What age do babies go 4 hours between feeds? ›

Baby is at Least 12 Weeks Old

Baby needs to be old enough to go 4 hours between feedings both for the length between feedings and also because going 4 hours between feedings means dropping the number feedings in a day.

When should I stop waking my baby to feed at night? ›

It's OK to think about night weaning for healthy breastfed children from 12 months of age. At this age, most children are getting enough food during the day for their growth and development. But before 12 months, night weaning breastfed babies can reduce your milk supply.

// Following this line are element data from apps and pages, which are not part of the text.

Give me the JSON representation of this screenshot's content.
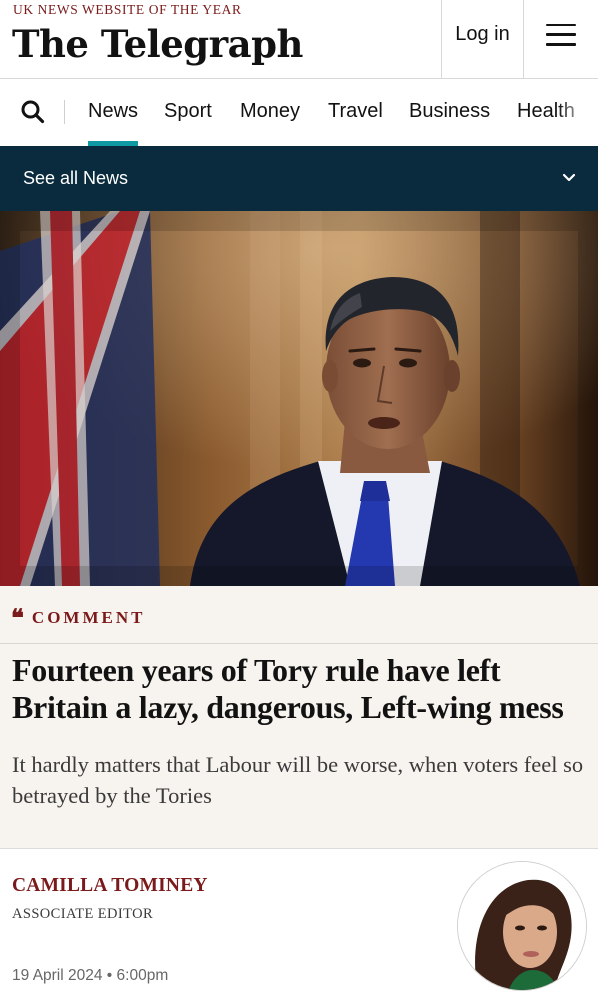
{
  "header": {
    "tagline": "UK NEWS WEBSITE OF THE YEAR",
    "masthead": "The Telegraph",
    "login_label": "Log in"
  },
  "nav": {
    "items": [
      {
        "label": "News",
        "active": true
      },
      {
        "label": "Sport",
        "active": false
      },
      {
        "label": "Money",
        "active": false
      },
      {
        "label": "Travel",
        "active": false
      },
      {
        "label": "Business",
        "active": false
      },
      {
        "label": "Health",
        "active": false
      }
    ],
    "accent": "#0f9aa3"
  },
  "section_bar": {
    "label": "See all News",
    "background": "#0a2b3d"
  },
  "article": {
    "kicker": "COMMENT",
    "headline": "Fourteen years of Tory rule have left Britain a lazy, dangerous, Left-wing mess",
    "standfirst": "It hardly matters that Labour will be worse, when voters feel so betrayed by the Tories",
    "accent": "#7a1a1a"
  },
  "byline": {
    "author": "CAMILLA TOMINEY",
    "role": "ASSOCIATE EDITOR",
    "date": "19 April 2024 • 6:00pm"
  },
  "icons": {
    "search": "search-icon",
    "menu": "hamburger-menu-icon",
    "chevron": "chevron-down-icon",
    "quote": "quote-icon"
  }
}
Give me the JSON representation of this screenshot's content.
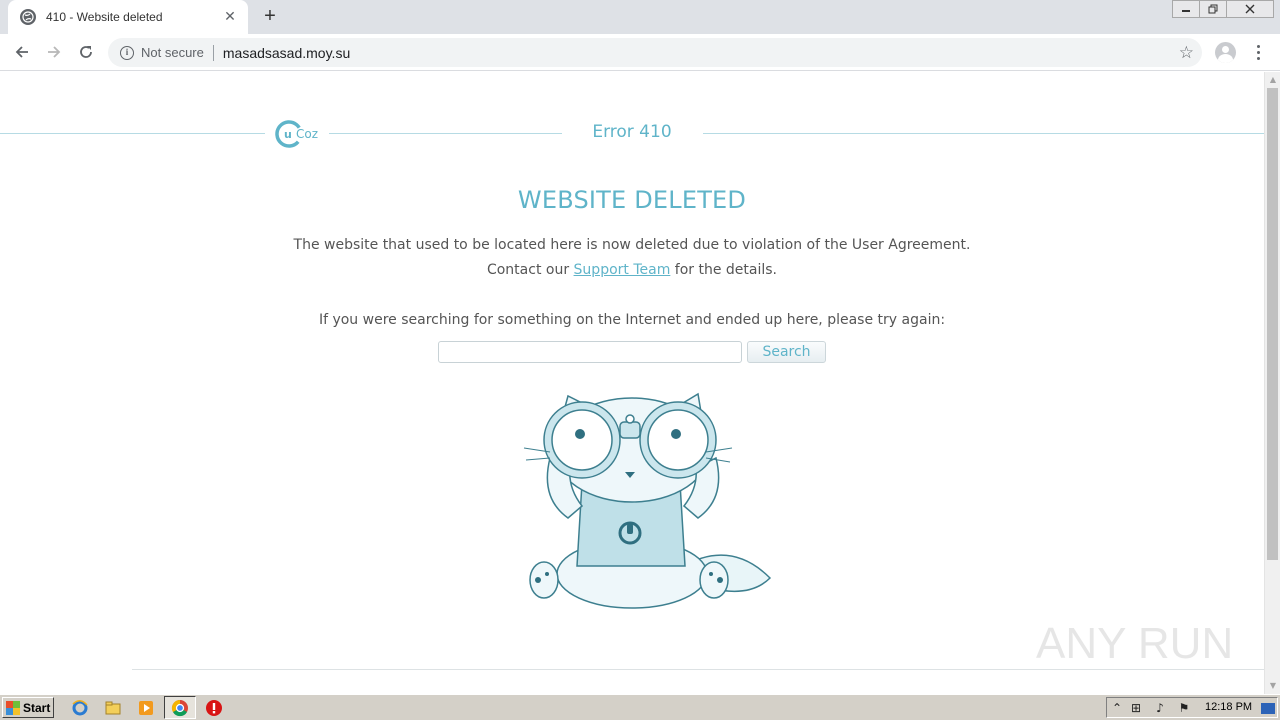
{
  "browser": {
    "tab_title": "410 - Website deleted",
    "tab_close": "✕",
    "new_tab": "+",
    "security_label": "Not secure",
    "url": "masadsasad.moy.su"
  },
  "page": {
    "logo_text": "uCoz",
    "error_code": "Error 410",
    "headline": "WEBSITE DELETED",
    "message_line1": "The website that used to be located here is now deleted due to violation of the User Agreement.",
    "message_line2_prefix": "Contact our ",
    "support_link": "Support Team",
    "message_line2_suffix": " for the details.",
    "search_prompt": "If you were searching for something on the Internet and ended up here, please try again:",
    "search_value": "",
    "search_button": "Search",
    "watermark": "ANY RUN"
  },
  "taskbar": {
    "start_label": "Start",
    "clock": "12:18 PM"
  },
  "colors": {
    "accent": "#5fb4c9",
    "tab_strip": "#dee1e6",
    "taskbar": "#d4d0c8"
  }
}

1. How to get through the first year with a baby! Mom & Dad Survival Tips!
(Elle Herself)
2. Your Baby's First Year: Common Feeding Misconceptions vs. Doctor Guidelines.
(Dr. Eileen MD)
3. The First 1000 Days | Johan Morreau | TEDxTauranga
(TEDx Talks)
4. Ask-a-Doc | What should babies eat in the first year | Cook Children's
(Cook Children's Health Care System)
5. Newborn Breastfeeding Schedule | CloudMom
6. What to Feed Your Baby During Their First Year!
(Thrive Market)
Top Articles
Latest Posts
Article information

Author: Lilliana Bartoletti

Last Updated: 05/03/2023

Views: 5976

Rating: 4.2 / 5 (53 voted)

Reviews: 92% of readers found this page helpful

Author information

Name: Lilliana Bartoletti

Birthday: 1999-11-18

Address: 58866 Tricia Spurs, North Melvinberg, HI 91346-3774

Phone: +50616620367928

Job: Real-Estate Liaison

Hobby: Graffiti, Astronomy, Handball, Magic, Origami, Fashion, Foreign language learning

Introduction: My name is Lilliana Bartoletti, I am a adventurous, pleasant, shiny, beautiful, handsome, zealous, tasty person who loves writing and wants to share my knowledge and understanding with you.